Records for the exercise:

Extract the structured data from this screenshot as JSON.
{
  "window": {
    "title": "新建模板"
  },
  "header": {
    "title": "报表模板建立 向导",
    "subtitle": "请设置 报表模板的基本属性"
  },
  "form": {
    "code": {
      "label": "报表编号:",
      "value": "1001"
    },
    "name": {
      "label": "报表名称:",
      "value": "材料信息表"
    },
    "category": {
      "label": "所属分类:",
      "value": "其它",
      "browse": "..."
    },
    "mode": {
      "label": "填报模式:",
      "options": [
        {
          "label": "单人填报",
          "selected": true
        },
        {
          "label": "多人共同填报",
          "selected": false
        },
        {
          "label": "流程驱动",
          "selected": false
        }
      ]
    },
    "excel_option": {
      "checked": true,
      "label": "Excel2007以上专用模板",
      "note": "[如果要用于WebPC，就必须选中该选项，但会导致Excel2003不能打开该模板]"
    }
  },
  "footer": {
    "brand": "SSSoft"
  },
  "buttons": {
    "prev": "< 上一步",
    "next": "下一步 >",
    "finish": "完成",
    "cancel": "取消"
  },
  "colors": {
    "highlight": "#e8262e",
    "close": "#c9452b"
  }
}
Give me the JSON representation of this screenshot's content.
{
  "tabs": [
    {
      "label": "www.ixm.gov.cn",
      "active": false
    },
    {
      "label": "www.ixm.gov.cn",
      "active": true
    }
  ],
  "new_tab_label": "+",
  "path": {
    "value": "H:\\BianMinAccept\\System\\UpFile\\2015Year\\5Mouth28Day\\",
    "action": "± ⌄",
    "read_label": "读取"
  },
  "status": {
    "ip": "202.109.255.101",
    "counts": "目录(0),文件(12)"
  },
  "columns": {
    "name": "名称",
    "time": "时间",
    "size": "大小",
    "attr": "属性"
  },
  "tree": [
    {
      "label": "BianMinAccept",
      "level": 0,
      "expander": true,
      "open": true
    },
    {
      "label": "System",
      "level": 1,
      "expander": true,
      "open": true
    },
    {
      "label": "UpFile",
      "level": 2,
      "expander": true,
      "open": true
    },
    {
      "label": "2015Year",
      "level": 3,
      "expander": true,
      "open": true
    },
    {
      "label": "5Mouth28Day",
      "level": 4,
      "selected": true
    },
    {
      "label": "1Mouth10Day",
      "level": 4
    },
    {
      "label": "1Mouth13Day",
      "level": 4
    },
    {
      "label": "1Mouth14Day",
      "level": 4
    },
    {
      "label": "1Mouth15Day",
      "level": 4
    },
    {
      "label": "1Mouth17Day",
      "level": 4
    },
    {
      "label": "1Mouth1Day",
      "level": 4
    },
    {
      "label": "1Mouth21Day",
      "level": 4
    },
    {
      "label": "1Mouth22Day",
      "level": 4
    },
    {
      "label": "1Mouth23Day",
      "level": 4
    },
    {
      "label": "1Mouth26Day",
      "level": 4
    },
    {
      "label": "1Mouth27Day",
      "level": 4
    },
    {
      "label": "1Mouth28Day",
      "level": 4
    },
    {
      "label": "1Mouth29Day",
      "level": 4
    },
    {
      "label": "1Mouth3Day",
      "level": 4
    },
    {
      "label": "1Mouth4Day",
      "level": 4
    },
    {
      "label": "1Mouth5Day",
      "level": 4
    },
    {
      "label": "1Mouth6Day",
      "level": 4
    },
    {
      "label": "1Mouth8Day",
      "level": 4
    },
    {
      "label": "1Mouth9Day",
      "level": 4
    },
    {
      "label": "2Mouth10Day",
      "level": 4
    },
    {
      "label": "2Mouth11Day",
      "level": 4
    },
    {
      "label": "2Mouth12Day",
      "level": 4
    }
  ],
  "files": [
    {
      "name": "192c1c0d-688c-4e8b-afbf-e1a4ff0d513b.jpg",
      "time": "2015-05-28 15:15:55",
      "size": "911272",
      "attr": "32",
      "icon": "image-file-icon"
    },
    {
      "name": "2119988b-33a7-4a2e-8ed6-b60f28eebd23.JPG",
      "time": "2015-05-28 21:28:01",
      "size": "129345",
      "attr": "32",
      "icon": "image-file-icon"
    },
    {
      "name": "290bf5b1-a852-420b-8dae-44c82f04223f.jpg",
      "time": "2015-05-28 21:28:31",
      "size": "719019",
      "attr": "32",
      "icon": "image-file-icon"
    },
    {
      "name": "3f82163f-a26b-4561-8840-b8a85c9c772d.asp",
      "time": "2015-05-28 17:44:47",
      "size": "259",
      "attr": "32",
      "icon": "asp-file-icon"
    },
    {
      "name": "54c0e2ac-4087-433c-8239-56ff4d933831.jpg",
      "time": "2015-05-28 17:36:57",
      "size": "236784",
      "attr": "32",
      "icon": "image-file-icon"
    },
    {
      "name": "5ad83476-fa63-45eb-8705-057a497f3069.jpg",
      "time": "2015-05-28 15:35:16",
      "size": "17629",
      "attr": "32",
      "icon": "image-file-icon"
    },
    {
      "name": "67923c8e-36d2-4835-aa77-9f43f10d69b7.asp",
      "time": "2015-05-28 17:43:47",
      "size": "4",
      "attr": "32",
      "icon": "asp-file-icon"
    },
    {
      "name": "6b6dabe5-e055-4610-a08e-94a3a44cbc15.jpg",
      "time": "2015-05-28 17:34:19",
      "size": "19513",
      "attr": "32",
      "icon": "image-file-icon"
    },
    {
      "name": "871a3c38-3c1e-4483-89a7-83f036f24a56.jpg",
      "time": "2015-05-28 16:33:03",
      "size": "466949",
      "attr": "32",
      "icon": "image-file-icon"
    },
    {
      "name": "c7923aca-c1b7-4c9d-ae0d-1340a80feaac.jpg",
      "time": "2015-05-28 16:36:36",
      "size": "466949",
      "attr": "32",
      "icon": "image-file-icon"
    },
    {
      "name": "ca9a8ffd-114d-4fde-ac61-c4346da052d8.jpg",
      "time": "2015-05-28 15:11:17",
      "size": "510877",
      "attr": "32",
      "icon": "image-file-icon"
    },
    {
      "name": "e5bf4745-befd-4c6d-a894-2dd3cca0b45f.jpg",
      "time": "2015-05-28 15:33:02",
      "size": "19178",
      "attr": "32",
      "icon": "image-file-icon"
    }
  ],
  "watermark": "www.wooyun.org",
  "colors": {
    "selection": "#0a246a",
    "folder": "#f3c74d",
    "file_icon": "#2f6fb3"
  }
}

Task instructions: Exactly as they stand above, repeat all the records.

Final answer:
Extract the structured data from this screenshot as JSON.
{
  "window": {
    "title": "新建模板"
  },
  "header": {
    "title": "报表模板建立 向导",
    "subtitle": "请设置 报表模板的基本属性"
  },
  "form": {
    "code": {
      "label": "报表编号:",
      "value": "1001"
    },
    "name": {
      "label": "报表名称:",
      "value": "材料信息表"
    },
    "category": {
      "label": "所属分类:",
      "value": "其它",
      "browse": "..."
    },
    "mode": {
      "label": "填报模式:",
      "options": [
        {
          "label": "单人填报",
          "selected": true
        },
        {
          "label": "多人共同填报",
          "selected": false
        },
        {
          "label": "流程驱动",
          "selected": false
        }
      ]
    },
    "excel_option": {
      "checked": true,
      "label": "Excel2007以上专用模板",
      "note": "[如果要用于WebPC，就必须选中该选项，但会导致Excel2003不能打开该模板]"
    }
  },
  "footer": {
    "brand": "SSSoft"
  },
  "buttons": {
    "prev": "< 上一步",
    "next": "下一步 >",
    "finish": "完成",
    "cancel": "取消"
  },
  "colors": {
    "highlight": "#e8262e",
    "close": "#c9452b"
  }
}
Give me the JSON representation of this screenshot's content.
{
  "tabs": [
    {
      "label": "www.ixm.gov.cn",
      "active": false
    },
    {
      "label": "www.ixm.gov.cn",
      "active": true
    }
  ],
  "new_tab_label": "+",
  "path": {
    "value": "H:\\BianMinAccept\\System\\UpFile\\2015Year\\5Mouth28Day\\",
    "action": "± ⌄",
    "read_label": "读取"
  },
  "status": {
    "ip": "202.109.255.101",
    "counts": "目录(0),文件(12)"
  },
  "columns": {
    "name": "名称",
    "time": "时间",
    "size": "大小",
    "attr": "属性"
  },
  "tree": [
    {
      "label": "BianMinAccept",
      "level": 0,
      "expander": true,
      "open": true
    },
    {
      "label": "System",
      "level": 1,
      "expander": true,
      "open": true
    },
    {
      "label": "UpFile",
      "level": 2,
      "expander": true,
      "open": true
    },
    {
      "label": "2015Year",
      "level": 3,
      "expander": true,
      "open": true
    },
    {
      "label": "5Mouth28Day",
      "level": 4,
      "selected": true
    },
    {
      "label": "1Mouth10Day",
      "level": 4
    },
    {
      "label": "1Mouth13Day",
      "level": 4
    },
    {
      "label": "1Mouth14Day",
      "level": 4
    },
    {
      "label": "1Mouth15Day",
      "level": 4
    },
    {
      "label": "1Mouth17Day",
      "level": 4
    },
    {
      "label": "1Mouth1Day",
      "level": 4
    },
    {
      "label": "1Mouth21Day",
      "level": 4
    },
    {
      "label": "1Mouth22Day",
      "level": 4
    },
    {
      "label": "1Mouth23Day",
      "level": 4
    },
    {
      "label": "1Mouth26Day",
      "level": 4
    },
    {
      "label": "1Mouth27Day",
      "level": 4
    },
    {
      "label": "1Mouth28Day",
      "level": 4
    },
    {
      "label": "1Mouth29Day",
      "level": 4
    },
    {
      "label": "1Mouth3Day",
      "level": 4
    },
    {
      "label": "1Mouth4Day",
      "level": 4
    },
    {
      "label": "1Mouth5Day",
      "level": 4
    },
    {
      "label": "1Mouth6Day",
      "level": 4
    },
    {
      "label": "1Mouth8Day",
      "level": 4
    },
    {
      "label": "1Mouth9Day",
      "level": 4
    },
    {
      "label": "2Mouth10Day",
      "level": 4
    },
    {
      "label": "2Mouth11Day",
      "level": 4
    },
    {
      "label": "2Mouth12Day",
      "level": 4
    }
  ],
  "files": [
    {
      "name": "192c1c0d-688c-4e8b-afbf-e1a4ff0d513b.jpg",
      "time": "2015-05-28 15:15:55",
      "size": "911272",
      "attr": "32",
      "icon": "image-file-icon"
    },
    {
      "name": "2119988b-33a7-4a2e-8ed6-b60f28eebd23.JPG",
      "time": "2015-05-28 21:28:01",
      "size": "129345",
      "attr": "32",
      "icon": "image-file-icon"
    },
    {
      "name": "290bf5b1-a852-420b-8dae-44c82f04223f.jpg",
      "time": "2015-05-28 21:28:31",
      "size": "719019",
      "attr": "32",
      "icon": "image-file-icon"
    },
    {
      "name": "3f82163f-a26b-4561-8840-b8a85c9c772d.asp",
      "time": "2015-05-28 17:44:47",
      "size": "259",
      "attr": "32",
      "icon": "asp-file-icon"
    },
    {
      "name": "54c0e2ac-4087-433c-8239-56ff4d933831.jpg",
      "time": "2015-05-28 17:36:57",
      "size": "236784",
      "attr": "32",
      "icon": "image-file-icon"
    },
    {
      "name": "5ad83476-fa63-45eb-8705-057a497f3069.jpg",
      "time": "2015-05-28 15:35:16",
      "size": "17629",
      "attr": "32",
      "icon": "image-file-icon"
    },
    {
      "name": "67923c8e-36d2-4835-aa77-9f43f10d69b7.asp",
      "time": "2015-05-28 17:43:47",
      "size": "4",
      "attr": "32",
      "icon": "asp-file-icon"
    },
    {
      "name": "6b6dabe5-e055-4610-a08e-94a3a44cbc15.jpg",
      "time": "2015-05-28 17:34:19",
      "size": "19513",
      "attr": "32",
      "icon": "image-file-icon"
    },
    {
      "name": "871a3c38-3c1e-4483-89a7-83f036f24a56.jpg",
      "time": "2015-05-28 16:33:03",
      "size": "466949",
      "attr": "32",
      "icon": "image-file-icon"
    },
    {
      "name": "c7923aca-c1b7-4c9d-ae0d-1340a80feaac.jpg",
      "time": "2015-05-28 16:36:36",
      "size": "466949",
      "attr": "32",
      "icon": "image-file-icon"
    },
    {
      "name": "ca9a8ffd-114d-4fde-ac61-c4346da052d8.jpg",
      "time": "2015-05-28 15:11:17",
      "size": "510877",
      "attr": "32",
      "icon": "image-file-icon"
    },
    {
      "name": "e5bf4745-befd-4c6d-a894-2dd3cca0b45f.jpg",
      "time": "2015-05-28 15:33:02",
      "size": "19178",
      "attr": "32",
      "icon": "image-file-icon"
    }
  ],
  "watermark": "www.wooyun.org",
  "colors": {
    "selection": "#0a246a",
    "folder": "#f3c74d",
    "file_icon": "#2f6fb3"
  }
}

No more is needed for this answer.